YOUR GOAL
Find the word "screenshot" in the records below. List each line containing it.

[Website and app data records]

------------------------------------------------------------

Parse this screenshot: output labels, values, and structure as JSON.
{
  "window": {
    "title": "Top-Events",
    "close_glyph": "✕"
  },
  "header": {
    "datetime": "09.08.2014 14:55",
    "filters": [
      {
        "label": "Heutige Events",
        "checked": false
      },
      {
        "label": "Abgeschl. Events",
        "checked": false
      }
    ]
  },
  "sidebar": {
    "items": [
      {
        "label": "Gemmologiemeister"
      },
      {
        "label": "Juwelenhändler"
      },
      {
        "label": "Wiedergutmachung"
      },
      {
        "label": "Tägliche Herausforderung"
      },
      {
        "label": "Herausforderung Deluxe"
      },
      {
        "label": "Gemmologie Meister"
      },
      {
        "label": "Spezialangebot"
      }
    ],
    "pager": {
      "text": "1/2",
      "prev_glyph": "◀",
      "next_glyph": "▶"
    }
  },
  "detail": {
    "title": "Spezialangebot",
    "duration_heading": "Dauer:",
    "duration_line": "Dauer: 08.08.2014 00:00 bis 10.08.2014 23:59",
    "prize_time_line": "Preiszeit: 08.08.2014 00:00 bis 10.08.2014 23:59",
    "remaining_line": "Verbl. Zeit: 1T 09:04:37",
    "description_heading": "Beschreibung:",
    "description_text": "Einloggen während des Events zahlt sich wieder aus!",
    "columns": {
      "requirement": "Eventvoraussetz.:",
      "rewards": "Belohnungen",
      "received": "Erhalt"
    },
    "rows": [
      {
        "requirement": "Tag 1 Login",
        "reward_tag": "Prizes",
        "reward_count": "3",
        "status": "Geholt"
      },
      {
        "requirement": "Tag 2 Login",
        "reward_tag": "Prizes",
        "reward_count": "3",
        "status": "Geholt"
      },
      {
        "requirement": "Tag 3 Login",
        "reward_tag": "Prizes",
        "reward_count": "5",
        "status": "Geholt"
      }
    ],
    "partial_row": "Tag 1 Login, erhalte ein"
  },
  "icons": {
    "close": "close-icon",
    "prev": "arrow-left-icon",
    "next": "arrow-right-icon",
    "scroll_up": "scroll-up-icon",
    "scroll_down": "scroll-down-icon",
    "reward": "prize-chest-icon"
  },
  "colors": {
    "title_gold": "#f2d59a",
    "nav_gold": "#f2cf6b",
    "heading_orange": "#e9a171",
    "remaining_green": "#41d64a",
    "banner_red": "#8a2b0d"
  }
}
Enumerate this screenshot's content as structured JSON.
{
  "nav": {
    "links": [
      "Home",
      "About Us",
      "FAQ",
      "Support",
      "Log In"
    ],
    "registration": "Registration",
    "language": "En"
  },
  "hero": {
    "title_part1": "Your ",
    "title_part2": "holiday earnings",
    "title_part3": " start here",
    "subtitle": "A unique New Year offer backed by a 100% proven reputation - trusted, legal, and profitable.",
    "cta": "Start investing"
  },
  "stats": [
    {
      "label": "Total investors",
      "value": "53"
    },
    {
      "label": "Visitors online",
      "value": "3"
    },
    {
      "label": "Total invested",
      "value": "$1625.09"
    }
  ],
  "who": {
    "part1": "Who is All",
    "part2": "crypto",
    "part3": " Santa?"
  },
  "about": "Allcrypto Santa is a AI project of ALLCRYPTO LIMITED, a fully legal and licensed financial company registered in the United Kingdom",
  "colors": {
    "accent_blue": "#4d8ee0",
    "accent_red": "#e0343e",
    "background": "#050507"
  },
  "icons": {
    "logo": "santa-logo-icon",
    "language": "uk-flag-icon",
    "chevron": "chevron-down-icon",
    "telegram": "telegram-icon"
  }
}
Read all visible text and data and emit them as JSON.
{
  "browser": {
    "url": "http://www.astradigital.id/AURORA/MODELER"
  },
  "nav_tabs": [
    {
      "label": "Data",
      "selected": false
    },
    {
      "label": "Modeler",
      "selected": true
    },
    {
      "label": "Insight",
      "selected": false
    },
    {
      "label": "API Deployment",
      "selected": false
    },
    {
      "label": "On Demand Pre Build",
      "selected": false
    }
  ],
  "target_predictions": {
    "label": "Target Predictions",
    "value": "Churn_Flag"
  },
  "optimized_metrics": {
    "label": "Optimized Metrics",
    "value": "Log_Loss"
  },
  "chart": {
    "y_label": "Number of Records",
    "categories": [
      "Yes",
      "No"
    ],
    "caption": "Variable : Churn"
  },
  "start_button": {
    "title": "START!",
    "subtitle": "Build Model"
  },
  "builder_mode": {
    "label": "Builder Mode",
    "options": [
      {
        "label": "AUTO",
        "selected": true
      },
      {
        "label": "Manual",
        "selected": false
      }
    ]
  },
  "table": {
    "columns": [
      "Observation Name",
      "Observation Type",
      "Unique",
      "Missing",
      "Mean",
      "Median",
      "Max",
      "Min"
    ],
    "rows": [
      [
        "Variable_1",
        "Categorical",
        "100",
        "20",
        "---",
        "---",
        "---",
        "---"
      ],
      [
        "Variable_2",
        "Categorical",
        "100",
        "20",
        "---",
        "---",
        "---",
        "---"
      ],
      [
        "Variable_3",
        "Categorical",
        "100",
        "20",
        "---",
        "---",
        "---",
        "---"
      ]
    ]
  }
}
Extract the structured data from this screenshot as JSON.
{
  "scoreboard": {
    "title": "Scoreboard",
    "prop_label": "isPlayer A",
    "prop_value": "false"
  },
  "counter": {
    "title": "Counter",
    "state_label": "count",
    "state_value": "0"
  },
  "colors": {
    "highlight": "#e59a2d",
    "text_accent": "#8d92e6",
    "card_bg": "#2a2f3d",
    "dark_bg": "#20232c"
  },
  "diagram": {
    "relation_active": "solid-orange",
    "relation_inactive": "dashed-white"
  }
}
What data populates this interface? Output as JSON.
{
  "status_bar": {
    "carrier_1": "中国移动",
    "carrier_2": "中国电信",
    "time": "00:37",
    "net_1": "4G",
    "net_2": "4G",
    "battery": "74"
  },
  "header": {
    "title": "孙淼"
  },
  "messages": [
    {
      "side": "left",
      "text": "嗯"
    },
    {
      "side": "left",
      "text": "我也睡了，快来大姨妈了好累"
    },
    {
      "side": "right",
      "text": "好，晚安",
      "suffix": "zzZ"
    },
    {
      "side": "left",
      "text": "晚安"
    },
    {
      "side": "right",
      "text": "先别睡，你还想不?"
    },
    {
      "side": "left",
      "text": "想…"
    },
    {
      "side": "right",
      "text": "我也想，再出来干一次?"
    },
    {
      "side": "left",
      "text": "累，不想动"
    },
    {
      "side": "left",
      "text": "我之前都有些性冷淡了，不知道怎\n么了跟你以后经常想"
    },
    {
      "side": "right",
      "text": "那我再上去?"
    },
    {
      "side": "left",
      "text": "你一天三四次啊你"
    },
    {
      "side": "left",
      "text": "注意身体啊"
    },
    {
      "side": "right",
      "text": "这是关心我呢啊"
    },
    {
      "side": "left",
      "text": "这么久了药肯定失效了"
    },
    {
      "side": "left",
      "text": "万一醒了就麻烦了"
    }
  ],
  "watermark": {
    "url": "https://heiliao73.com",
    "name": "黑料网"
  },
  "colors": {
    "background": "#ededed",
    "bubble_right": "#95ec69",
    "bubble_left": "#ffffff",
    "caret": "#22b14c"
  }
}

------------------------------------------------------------

ANSWER FOR THE TASK
Parse this screenshot: output labels, values, and structure as JSON.
Enumerate this screenshot's content as structured JSON.
Extract the structured data from this screenshot as JSON.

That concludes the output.